Kanterewicz, a native born-Israeli, an Army veteran and a mother of three children, spoke to our group from Central Reform Congregation, but she aimed most of her remarks at another group that had joined us — some Jewish students from California. She told the students that many people would try to fill their heads with history and facts. What she wanted to do was make them “feel it.”

And she was superb at doing just that, first describing how this place was the home of the first mayor of Tel Aviv, Meir Dizengoff. He had come to what was then a dusty road in April 1909 with a handful of other Jewish families to create a neighborhood in an as yet unincorporated town. In 1930, after the death of his wife, Zina, he donated his home to the city and requested that it become a museum — The Tel Aviv Museum of Art. 

Eighteen years later, Zionist leaders would choose that site to name the Jewish State Israel and declare Independence.

Kanterewicz told us that much of the furniture at Independence Hall where hundreds gathered to witness the historic event at 4 p.m. May 14, 1948, are not the real things.  The ceremony was planned and held in a heated rush. The signatories anticipated an attack within hours and no one was going to hang around to figure out what they ought to hang on to for posterity, other than the scroll that was signed to establish the state. And, after all, the place went back to being an art museum, which it remained until 1971. It wasn’t until 1978, that Independence Hall opened to the public.

Even so, you could feel it; there in the main hall hung the portrait of Theodor Herzl, the founder of modern Zionism, flanked by two Israeli flags. The names of those who attended the ceremonies are on the dais and chairs.

Then you could hear the voice of David Ben-Gurion, the leader of the independence movement and Israel’s first prime minister, as the scratchy radio broadcast of the event had been preserved. Then came the voices of 350 people in the hall singing the Hatikvah, what would soon become the Israeli national anthem. “The State of Israel is established!” Ben-Gurion said. “This meeting is adjourned!”

The students kept their cells phones stowed. They sat rapt as Kanterewicz shared small insights of what it must have been like as the leaders prepared for the signing ceremony. Invitations were sent on the morning of May 14, telling recipients to come at 3:30 p.m. and to keep it a secret. The text was typed the same day at the Jewish National Fund building and Ze’ev Sherf, who was to carry the text to the museum, had forgotten to arrange for a ride. He flagged down a passing car. On the way, a policeman stopped the car for speeding, though Sherf was not given a ticket after he offered an explanation about what he was up to. He walked into the hall with the declaration at 3:59 p.m., a minute before the start of the ceremony.

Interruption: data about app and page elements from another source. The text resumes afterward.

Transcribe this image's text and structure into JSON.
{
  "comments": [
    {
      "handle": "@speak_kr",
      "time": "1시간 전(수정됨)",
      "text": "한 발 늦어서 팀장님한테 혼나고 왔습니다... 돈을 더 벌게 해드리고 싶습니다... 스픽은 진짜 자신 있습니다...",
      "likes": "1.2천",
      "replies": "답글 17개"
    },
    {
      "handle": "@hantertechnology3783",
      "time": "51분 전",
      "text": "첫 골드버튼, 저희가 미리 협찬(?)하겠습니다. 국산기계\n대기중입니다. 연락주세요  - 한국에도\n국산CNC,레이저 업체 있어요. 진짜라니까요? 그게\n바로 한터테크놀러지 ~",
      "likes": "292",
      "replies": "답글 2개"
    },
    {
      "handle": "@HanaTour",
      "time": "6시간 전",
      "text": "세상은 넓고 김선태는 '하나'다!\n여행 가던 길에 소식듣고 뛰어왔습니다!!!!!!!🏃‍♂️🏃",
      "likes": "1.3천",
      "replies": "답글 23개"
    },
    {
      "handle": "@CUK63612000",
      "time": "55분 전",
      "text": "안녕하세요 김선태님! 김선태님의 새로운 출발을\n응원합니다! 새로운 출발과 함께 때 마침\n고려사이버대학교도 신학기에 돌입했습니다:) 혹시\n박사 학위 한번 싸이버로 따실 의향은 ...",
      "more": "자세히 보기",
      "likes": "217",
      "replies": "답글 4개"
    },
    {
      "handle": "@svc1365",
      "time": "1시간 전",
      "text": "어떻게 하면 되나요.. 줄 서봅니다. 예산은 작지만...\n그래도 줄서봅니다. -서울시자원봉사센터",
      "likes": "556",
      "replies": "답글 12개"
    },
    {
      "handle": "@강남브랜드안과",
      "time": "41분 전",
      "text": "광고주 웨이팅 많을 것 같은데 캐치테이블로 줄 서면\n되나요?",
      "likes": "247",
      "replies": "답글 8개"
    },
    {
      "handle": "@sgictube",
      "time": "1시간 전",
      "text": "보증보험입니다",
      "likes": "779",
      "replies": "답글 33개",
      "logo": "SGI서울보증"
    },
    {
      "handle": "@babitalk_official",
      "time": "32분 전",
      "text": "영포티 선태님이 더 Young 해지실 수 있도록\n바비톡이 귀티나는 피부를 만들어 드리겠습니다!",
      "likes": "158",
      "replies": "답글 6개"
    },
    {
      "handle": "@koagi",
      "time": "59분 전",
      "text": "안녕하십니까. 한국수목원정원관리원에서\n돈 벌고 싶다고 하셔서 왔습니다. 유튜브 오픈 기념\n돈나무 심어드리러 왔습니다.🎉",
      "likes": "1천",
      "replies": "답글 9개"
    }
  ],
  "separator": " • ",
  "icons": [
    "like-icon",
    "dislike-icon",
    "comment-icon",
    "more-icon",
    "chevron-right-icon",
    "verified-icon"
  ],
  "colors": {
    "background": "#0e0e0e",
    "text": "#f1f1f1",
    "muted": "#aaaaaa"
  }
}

Yes, you could certainly feel it. But you had to be there. You have to go there. Add it to your itinerary and ask for Tali Kanterewicz.

Richard H. Weiss is a contributing editor for the St. Louis Beacon and managing editor of, a website covering politics and elections on behalf of the Beacon, the Nine Network and St. Louis Public Radio. He is a board member of the Jewish Light.